Chagla also cautioned that even if Moderna wanted to submit that data, it might not actually exist. That’s because the vast majority of the vaccine recipients in the clinical trials were given two doses, not one.
“That data probably doesn’t exist significantly because, again, most of the people in the Moderna trial got both shots,” Chagla explained.
“And so there is a small subset that missed their (second) appointment…that’s probably not enough to leverage a decision that’s going to be mass vaccination campaign for the population.”
Health Canada’s chief medical adviser echoed Chagla’s comments during a press conference on Dec. 23.
“In terms of the clinical trials for the Moderna vaccine and for the Pfizer vaccine as well, they were both based on a two-dose regimen,” Dr. Supriya Sharma said.
She said that there are measurements of immunity before the second dose that, in the case of Moderna, are “quite high” — but the second dose was still eventually administered, leaving no answer as to whether that immunity drops off and how quickly that might happen.
“The question is how long does that immunity (last) and would it be lasting for that, you know, a significant period of time.

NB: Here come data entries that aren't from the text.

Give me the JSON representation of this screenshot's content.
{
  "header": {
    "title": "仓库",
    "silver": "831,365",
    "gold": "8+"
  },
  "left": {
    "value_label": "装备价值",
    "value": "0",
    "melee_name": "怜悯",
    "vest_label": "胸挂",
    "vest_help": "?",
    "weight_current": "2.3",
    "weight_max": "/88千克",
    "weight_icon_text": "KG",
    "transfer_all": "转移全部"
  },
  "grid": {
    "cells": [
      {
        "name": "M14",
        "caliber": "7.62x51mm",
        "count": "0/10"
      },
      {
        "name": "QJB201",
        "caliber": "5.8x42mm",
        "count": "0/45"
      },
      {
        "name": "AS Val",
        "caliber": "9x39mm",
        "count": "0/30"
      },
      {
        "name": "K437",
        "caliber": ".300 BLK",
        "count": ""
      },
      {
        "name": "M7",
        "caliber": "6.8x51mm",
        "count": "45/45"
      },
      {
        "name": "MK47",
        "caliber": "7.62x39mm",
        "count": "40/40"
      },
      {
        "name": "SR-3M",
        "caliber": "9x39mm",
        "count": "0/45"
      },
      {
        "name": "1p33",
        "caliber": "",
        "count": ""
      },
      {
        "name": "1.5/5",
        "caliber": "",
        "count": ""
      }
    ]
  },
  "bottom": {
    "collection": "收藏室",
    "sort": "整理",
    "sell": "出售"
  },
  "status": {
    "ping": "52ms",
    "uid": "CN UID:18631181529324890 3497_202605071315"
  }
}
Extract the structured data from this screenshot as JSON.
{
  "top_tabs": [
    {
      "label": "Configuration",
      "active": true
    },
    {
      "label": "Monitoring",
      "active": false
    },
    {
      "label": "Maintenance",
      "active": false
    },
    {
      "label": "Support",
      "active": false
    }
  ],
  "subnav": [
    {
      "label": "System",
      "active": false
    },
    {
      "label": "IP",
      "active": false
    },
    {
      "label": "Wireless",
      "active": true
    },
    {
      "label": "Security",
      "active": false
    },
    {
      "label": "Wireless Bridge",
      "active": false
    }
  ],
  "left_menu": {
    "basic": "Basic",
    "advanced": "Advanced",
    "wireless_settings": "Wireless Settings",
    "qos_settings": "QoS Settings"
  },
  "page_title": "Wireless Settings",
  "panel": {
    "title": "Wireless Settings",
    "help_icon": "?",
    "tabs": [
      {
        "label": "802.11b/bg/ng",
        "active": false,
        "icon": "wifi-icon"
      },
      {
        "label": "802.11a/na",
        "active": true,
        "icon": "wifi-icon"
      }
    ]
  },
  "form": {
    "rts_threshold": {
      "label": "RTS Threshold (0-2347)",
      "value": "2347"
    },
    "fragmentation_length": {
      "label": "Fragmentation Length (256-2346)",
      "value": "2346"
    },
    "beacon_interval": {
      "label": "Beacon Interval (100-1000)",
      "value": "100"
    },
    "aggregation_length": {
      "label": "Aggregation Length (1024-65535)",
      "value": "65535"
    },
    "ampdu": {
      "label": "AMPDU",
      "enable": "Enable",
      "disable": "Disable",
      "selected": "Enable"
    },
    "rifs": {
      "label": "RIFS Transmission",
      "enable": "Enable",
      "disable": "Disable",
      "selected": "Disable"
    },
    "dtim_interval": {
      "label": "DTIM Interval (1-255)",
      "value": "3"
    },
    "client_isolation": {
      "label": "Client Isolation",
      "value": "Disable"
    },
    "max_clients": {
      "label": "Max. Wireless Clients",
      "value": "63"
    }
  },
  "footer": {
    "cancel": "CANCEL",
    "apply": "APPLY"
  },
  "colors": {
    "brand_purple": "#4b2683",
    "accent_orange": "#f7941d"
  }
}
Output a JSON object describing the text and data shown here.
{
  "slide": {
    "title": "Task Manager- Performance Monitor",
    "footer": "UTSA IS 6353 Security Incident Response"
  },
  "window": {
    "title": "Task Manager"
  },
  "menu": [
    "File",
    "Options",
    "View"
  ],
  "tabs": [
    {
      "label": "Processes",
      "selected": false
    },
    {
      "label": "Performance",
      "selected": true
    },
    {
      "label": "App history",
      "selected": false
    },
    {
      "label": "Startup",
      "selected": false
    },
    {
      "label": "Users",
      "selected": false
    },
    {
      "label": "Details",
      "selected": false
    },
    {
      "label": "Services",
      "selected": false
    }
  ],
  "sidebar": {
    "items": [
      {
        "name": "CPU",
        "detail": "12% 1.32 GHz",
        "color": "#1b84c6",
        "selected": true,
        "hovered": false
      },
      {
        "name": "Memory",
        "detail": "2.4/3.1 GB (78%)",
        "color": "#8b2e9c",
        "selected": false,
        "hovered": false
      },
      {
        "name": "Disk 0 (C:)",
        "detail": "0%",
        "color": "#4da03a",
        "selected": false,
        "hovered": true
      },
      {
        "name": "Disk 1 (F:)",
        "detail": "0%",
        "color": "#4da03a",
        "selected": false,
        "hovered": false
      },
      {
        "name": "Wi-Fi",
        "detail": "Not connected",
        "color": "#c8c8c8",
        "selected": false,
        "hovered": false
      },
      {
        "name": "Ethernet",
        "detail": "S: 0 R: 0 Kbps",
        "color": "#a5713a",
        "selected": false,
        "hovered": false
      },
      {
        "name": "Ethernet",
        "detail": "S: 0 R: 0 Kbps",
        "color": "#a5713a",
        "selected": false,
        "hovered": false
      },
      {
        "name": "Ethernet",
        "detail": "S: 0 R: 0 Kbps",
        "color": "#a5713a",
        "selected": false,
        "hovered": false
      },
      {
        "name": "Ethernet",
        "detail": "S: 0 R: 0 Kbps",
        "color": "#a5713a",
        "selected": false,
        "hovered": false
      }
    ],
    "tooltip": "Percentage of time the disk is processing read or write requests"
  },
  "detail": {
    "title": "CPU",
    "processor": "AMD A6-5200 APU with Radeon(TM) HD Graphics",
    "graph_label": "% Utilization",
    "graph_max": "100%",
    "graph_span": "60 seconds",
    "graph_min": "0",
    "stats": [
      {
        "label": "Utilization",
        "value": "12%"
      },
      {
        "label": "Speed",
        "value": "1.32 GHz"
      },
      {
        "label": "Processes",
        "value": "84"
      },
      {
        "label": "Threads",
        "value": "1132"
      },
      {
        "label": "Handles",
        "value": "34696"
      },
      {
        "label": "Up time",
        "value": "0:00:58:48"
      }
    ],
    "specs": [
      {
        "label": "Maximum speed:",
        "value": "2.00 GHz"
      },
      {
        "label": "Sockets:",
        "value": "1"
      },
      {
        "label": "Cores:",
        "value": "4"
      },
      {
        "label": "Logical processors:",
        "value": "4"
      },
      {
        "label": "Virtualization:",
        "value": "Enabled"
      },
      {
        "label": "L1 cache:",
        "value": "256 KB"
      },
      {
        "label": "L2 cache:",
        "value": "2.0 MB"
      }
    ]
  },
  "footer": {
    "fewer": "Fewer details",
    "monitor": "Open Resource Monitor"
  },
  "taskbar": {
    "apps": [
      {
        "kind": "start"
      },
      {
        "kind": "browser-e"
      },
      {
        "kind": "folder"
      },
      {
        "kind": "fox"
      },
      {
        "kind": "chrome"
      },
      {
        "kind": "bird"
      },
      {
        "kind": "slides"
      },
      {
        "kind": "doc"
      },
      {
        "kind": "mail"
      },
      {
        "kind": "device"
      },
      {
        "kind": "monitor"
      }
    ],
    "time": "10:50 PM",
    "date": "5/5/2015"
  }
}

So we would recommend that the second dose be given,” Sharma said.
She added that, for the Moderna and Pfizer vaccines, there can be “flexibility” in terms of when the second dose needs to be administered — but there isn’t enough evidence to say just how flexible that timeline might be.
“We haven’t seen anything in the evidence that would show that there would be a significant decrease in immunity if that is delayed for a few weeks. But again, we really don’t have the data to be able to say that, to confirm that one way or the other,” Sharma said.
Chagla said this could be an area where it would be worth investigating further. If it’s discovered that a longer delay between doses doesn’t impact the vaccine’s efficacy, it could help with the vaccine rollout logistics.
“Can we wait two weeks, four weeks and go off the monograph in that sense? Logistically, that might be a whole lot easier — to do people at eight weeks rather than four weeks,” he said.
For the time being, however, the vaccine must be administered as directed.
“The expectation is people get their second dose and…we give them their second dose,” Chagla said.
“We don’t stop doing it just because we want to save supply. We try to get the optimal immunity for the population.”View link »